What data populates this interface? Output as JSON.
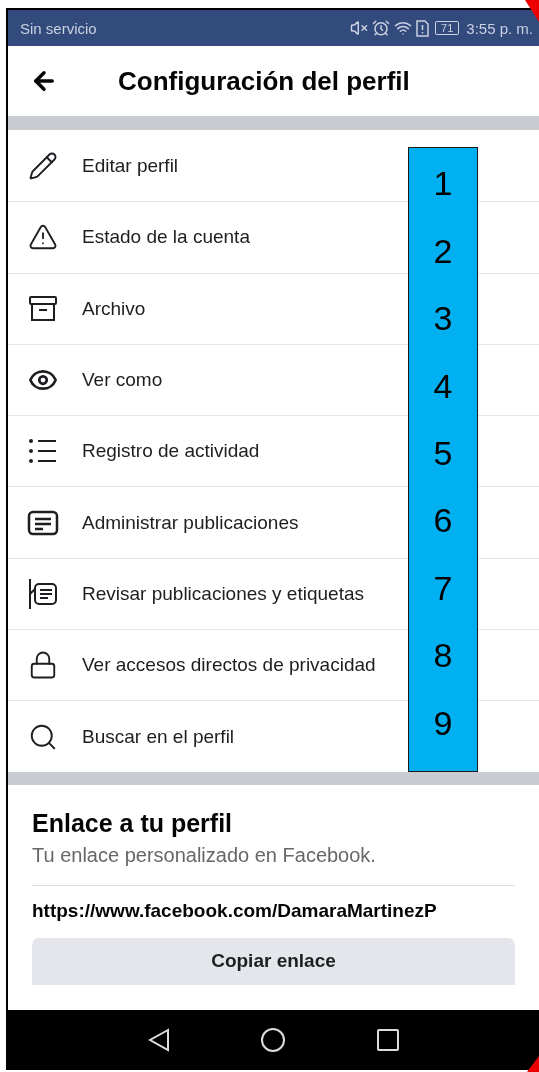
{
  "status_bar": {
    "carrier": "Sin servicio",
    "battery": "71",
    "time": "3:55 p. m."
  },
  "header": {
    "title": "Configuración del perfil"
  },
  "menu_items": [
    {
      "label": "Editar perfil"
    },
    {
      "label": "Estado de la cuenta"
    },
    {
      "label": "Archivo"
    },
    {
      "label": "Ver como"
    },
    {
      "label": "Registro de actividad"
    },
    {
      "label": "Administrar publicaciones"
    },
    {
      "label": "Revisar publicaciones y etiquetas"
    },
    {
      "label": "Ver accesos directos de privacidad"
    },
    {
      "label": "Buscar en el perfil"
    }
  ],
  "annotation": {
    "numbers": [
      "1",
      "2",
      "3",
      "4",
      "5",
      "6",
      "7",
      "8",
      "9"
    ]
  },
  "profile_link": {
    "title": "Enlace a tu perfil",
    "subtitle": "Tu enlace personalizado en Facebook.",
    "url": "https://www.facebook.com/DamaraMartinezP",
    "button": "Copiar enlace"
  }
}
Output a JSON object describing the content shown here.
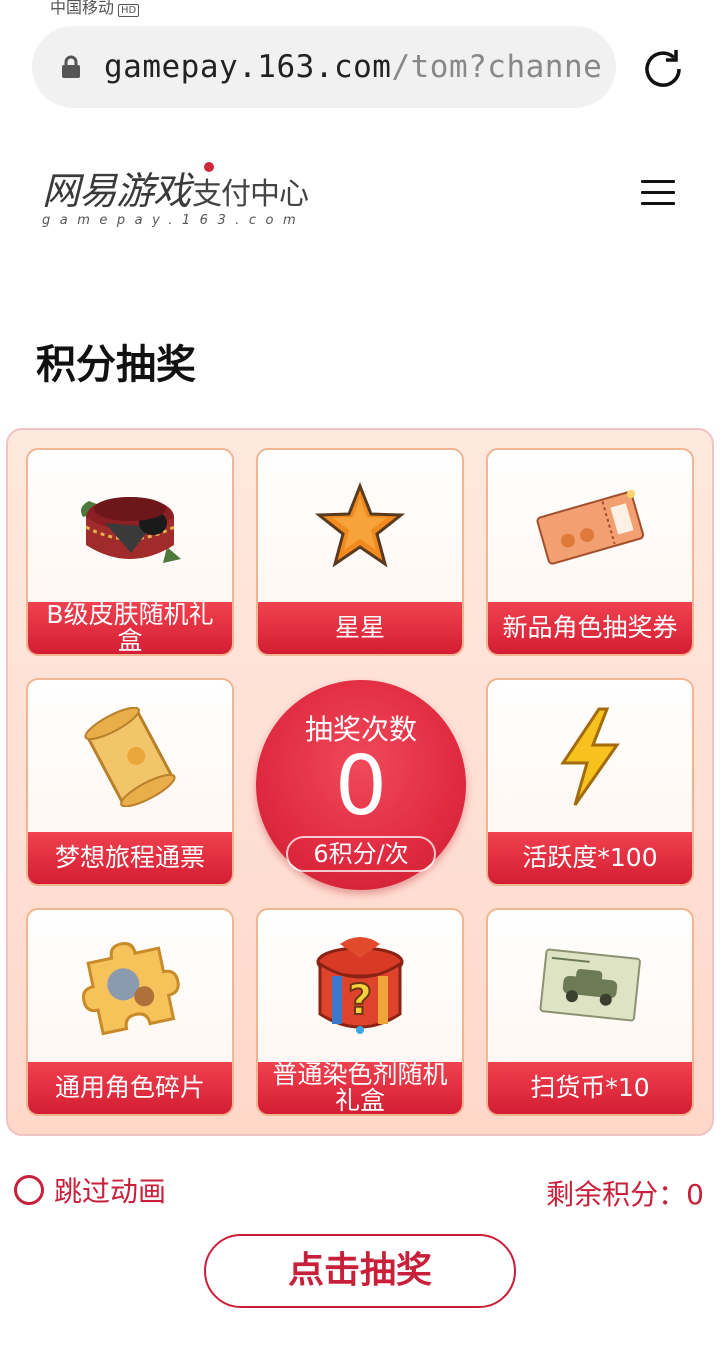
{
  "status_bar": {
    "carrier": "中国移动",
    "badge": "HD"
  },
  "browser": {
    "url_host": "gamepay.163.com",
    "url_path": "/tom?channe",
    "icons": {
      "lock": "lock-icon",
      "reload": "reload-icon"
    }
  },
  "header": {
    "logo_main": "网易游戏",
    "logo_sub": "支付中心",
    "logo_domain": "gamepay.163.com",
    "menu_icon": "hamburger-menu-icon"
  },
  "page_title": "积分抽奖",
  "prizes": [
    {
      "label": "B级皮肤随机礼盒",
      "icon": "gift-box-icon"
    },
    {
      "label": "星星",
      "icon": "star-icon"
    },
    {
      "label": "新品角色抽奖券",
      "icon": "ticket-icon"
    },
    {
      "label": "梦想旅程通票",
      "icon": "scroll-icon"
    },
    {
      "label": "活跃度*100",
      "icon": "lightning-icon"
    },
    {
      "label": "通用角色碎片",
      "icon": "puzzle-piece-icon"
    },
    {
      "label": "普通染色剂随机礼盒",
      "icon": "mystery-box-icon"
    },
    {
      "label": "扫货币*10",
      "icon": "car-ticket-icon"
    }
  ],
  "center": {
    "title": "抽奖次数",
    "count": "0",
    "cost": "6积分/次"
  },
  "skip_animation": {
    "label": "跳过动画",
    "checked": false
  },
  "remaining_points": "剩余积分：0",
  "draw_button": "点击抽奖",
  "colors": {
    "accent": "#c8203a",
    "label_red": "#e02a3f",
    "board_bg": "#ffdccf"
  }
}
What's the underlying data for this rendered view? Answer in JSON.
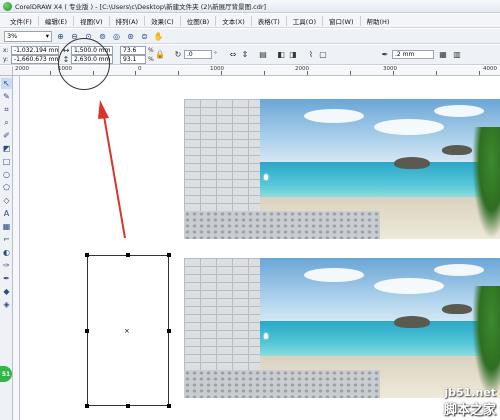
{
  "window": {
    "title": "CorelDRAW X4 ( 专业版 ) - [C:\\Users\\c\\Desktop\\新建文件夹 (2)\\新展厅背景图.cdr]"
  },
  "menu": [
    {
      "label": "文件(F)"
    },
    {
      "label": "编辑(E)"
    },
    {
      "label": "视图(V)"
    },
    {
      "label": "排列(A)"
    },
    {
      "label": "效果(C)"
    },
    {
      "label": "位图(B)"
    },
    {
      "label": "文本(X)"
    },
    {
      "label": "表格(T)"
    },
    {
      "label": "工具(O)"
    },
    {
      "label": "窗口(W)"
    },
    {
      "label": "帮助(H)"
    }
  ],
  "toolbar": {
    "zoom_value": "3%",
    "icons": [
      "zoom-in-icon",
      "zoom-out-icon",
      "zoom-selected-icon",
      "zoom-all-icon",
      "zoom-page-icon",
      "zoom-width-icon",
      "zoom-height-icon",
      "pan-icon"
    ]
  },
  "property_bar": {
    "x_label": "x:",
    "x_value": "-1,032.194 mm",
    "y_label": "y:",
    "y_value": "-1,660.673 mm",
    "width_value": "1,500.0 mm",
    "height_value": "2,630.0 mm",
    "scale_x": "73.6",
    "scale_y": "93.1",
    "percent": "%",
    "rotation": ".0",
    "degree": "°",
    "outline_width": ".2 mm"
  },
  "ruler": {
    "labels": [
      "2000",
      "1000",
      "0",
      "1000",
      "2000",
      "3000",
      "4000",
      "5000"
    ]
  },
  "watermark": {
    "url": "jb51.net",
    "site": "脚本之家"
  },
  "badge": {
    "text": "51"
  },
  "colors": {
    "annotation_arrow": "#d9342b",
    "selection_handles": "#000000",
    "title_bar": "#e3e8f1"
  }
}
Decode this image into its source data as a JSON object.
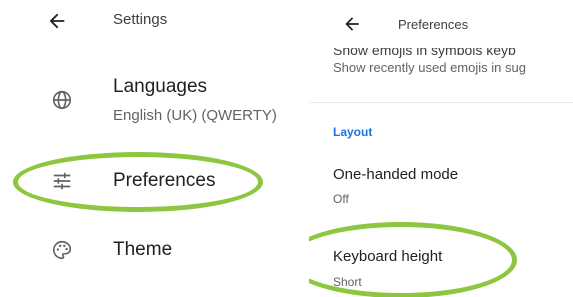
{
  "left_screen": {
    "header": {
      "back_icon": "arrow-left-icon",
      "title": "Settings"
    },
    "items": [
      {
        "icon": "globe-icon",
        "title": "Languages",
        "subtitle": "English (UK) (QWERTY)"
      },
      {
        "icon": "sliders-icon",
        "title": "Preferences"
      },
      {
        "icon": "palette-icon",
        "title": "Theme"
      }
    ]
  },
  "right_screen": {
    "header": {
      "back_icon": "arrow-left-icon",
      "title": "Preferences"
    },
    "clipped_row": {
      "title": "Show emojis in symbols keyb",
      "subtitle": "Show recently used emojis in sug"
    },
    "section_label": "Layout",
    "items": [
      {
        "title": "One-handed mode",
        "subtitle": "Off"
      },
      {
        "title": "Keyboard height",
        "subtitle": "Short"
      }
    ]
  },
  "colors": {
    "highlight": "#8dc63f",
    "section_accent": "#1a73e8",
    "icon": "#5f6368"
  }
}
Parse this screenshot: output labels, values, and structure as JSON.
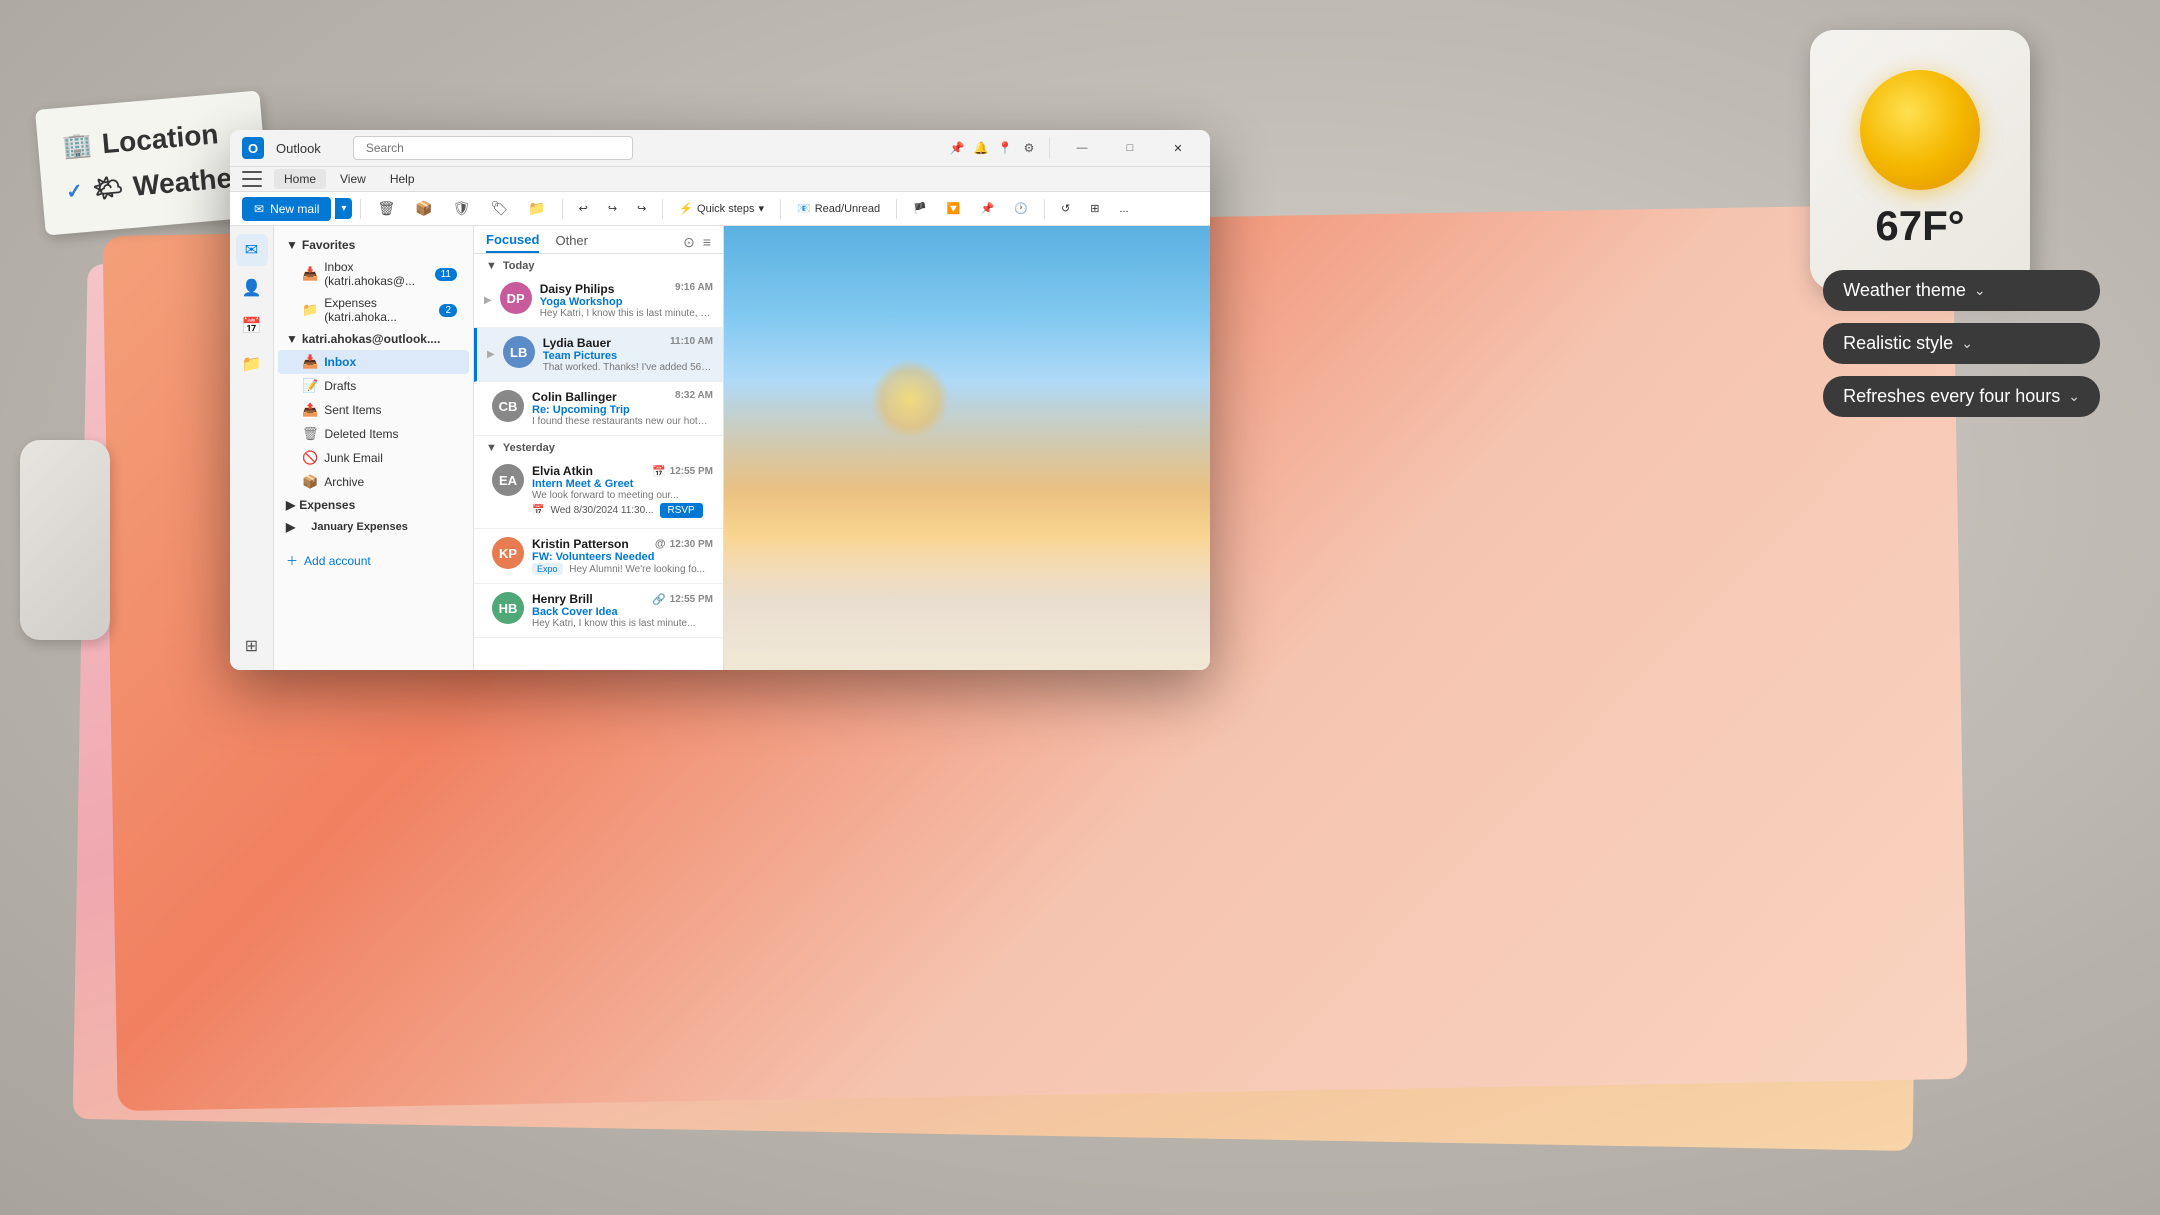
{
  "background": {
    "color": "#c8c4bc"
  },
  "sticky_note": {
    "location_label": "Location",
    "weather_label": "Weather",
    "location_icon": "🏢",
    "weather_icon": "🌤"
  },
  "weather_widget": {
    "temperature": "67F°",
    "icon_label": "sun-icon"
  },
  "weather_settings": {
    "theme_label": "Weather theme",
    "style_label": "Realistic style",
    "refresh_label": "Refreshes every four hours",
    "chevron": "⌄"
  },
  "outlook": {
    "title": "Outlook",
    "search_placeholder": "Search",
    "window_controls": {
      "minimize": "—",
      "maximize": "□",
      "close": "✕"
    },
    "menu": {
      "home": "Home",
      "view": "View",
      "help": "Help"
    },
    "toolbar": {
      "new_mail": "New mail",
      "quick_steps": "Quick steps",
      "read_unread": "Read/Unread",
      "more": "..."
    },
    "nav_icons": [
      {
        "id": "mail",
        "icon": "✉",
        "active": true
      },
      {
        "id": "people",
        "icon": "👤",
        "active": false
      },
      {
        "id": "calendar",
        "icon": "📅",
        "active": false
      },
      {
        "id": "files",
        "icon": "📁",
        "active": false
      },
      {
        "id": "apps",
        "icon": "⊞",
        "active": false
      }
    ],
    "sidebar": {
      "favorites_label": "Favorites",
      "accounts": [
        {
          "name": "katri.ahokas@outlook....",
          "folders": [
            {
              "name": "Inbox",
              "badge": "11",
              "active": false,
              "icon": "inbox"
            },
            {
              "name": "Expenses (katri.ahoka...",
              "badge": "2",
              "active": false,
              "icon": "folder"
            }
          ]
        }
      ],
      "main_account": "katri.ahokas@outlook....",
      "folders": [
        {
          "name": "Inbox",
          "icon": "📥",
          "active": true
        },
        {
          "name": "Drafts",
          "icon": "📝",
          "active": false
        },
        {
          "name": "Sent Items",
          "icon": "📤",
          "active": false
        },
        {
          "name": "Deleted Items",
          "icon": "🗑",
          "active": false
        },
        {
          "name": "Junk Email",
          "icon": "🚫",
          "active": false
        },
        {
          "name": "Archive",
          "icon": "📦",
          "active": false
        },
        {
          "name": "Expenses",
          "icon": "📁",
          "active": false
        },
        {
          "name": "January Expenses",
          "icon": "📁",
          "active": false
        }
      ],
      "add_account_label": "Add account"
    },
    "email_list": {
      "tabs": [
        {
          "label": "Focused",
          "active": true
        },
        {
          "label": "Other",
          "active": false
        }
      ],
      "groups": [
        {
          "label": "Today",
          "emails": [
            {
              "sender": "Daisy Philips",
              "subject": "Yoga Workshop",
              "preview": "Hey Katri, I know this is last minute, bu...",
              "time": "9:16 AM",
              "avatar_color": "#c75b9b",
              "avatar_initials": "DP",
              "active": false
            },
            {
              "sender": "Lydia Bauer",
              "subject": "Team Pictures",
              "preview": "That worked. Thanks! I've added 56 of...",
              "time": "11:10 AM",
              "avatar_color": "#5b8cc7",
              "avatar_initials": "LB",
              "active": true
            },
            {
              "sender": "Colin Ballinger",
              "subject": "Re: Upcoming Trip",
              "preview": "I found these restaurants new our hotel...",
              "time": "8:32 AM",
              "avatar_color": "#777",
              "avatar_initials": "CB",
              "active": false
            }
          ]
        },
        {
          "label": "Yesterday",
          "emails": [
            {
              "sender": "Elvia Atkin",
              "subject": "Intern Meet & Greet",
              "preview": "We look forward to meeting our...",
              "time": "12:55 PM",
              "avatar_color": "#888",
              "avatar_initials": "EA",
              "has_calendar": true,
              "event_date": "Wed 8/30/2024 11:30...",
              "rsvp_label": "RSVP",
              "active": false
            },
            {
              "sender": "Kristin Patterson",
              "subject": "FW: Volunteers Needed",
              "preview": "Hey Alumni! We're looking fo...",
              "time": "12:30 PM",
              "avatar_color": "#e87c50",
              "avatar_initials": "KP",
              "has_at": true,
              "tag": "Expo",
              "active": false
            },
            {
              "sender": "Henry Brill",
              "subject": "Back Cover Idea",
              "preview": "Hey Katri, I know this is last minute...",
              "time": "12:55 PM",
              "avatar_color": "#50a878",
              "avatar_initials": "HB",
              "has_link": true,
              "active": false
            }
          ]
        }
      ]
    }
  }
}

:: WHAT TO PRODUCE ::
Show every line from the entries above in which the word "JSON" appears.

:: ANSWER ::
What data populates this interface? Output as JSON.
Output a JSON object describing the content shown here.
What's the underlying data for this rendered view? Answer in JSON.
Decode this image into its source data as a JSON object.
Parse this screenshot: output labels, values, and structure as JSON.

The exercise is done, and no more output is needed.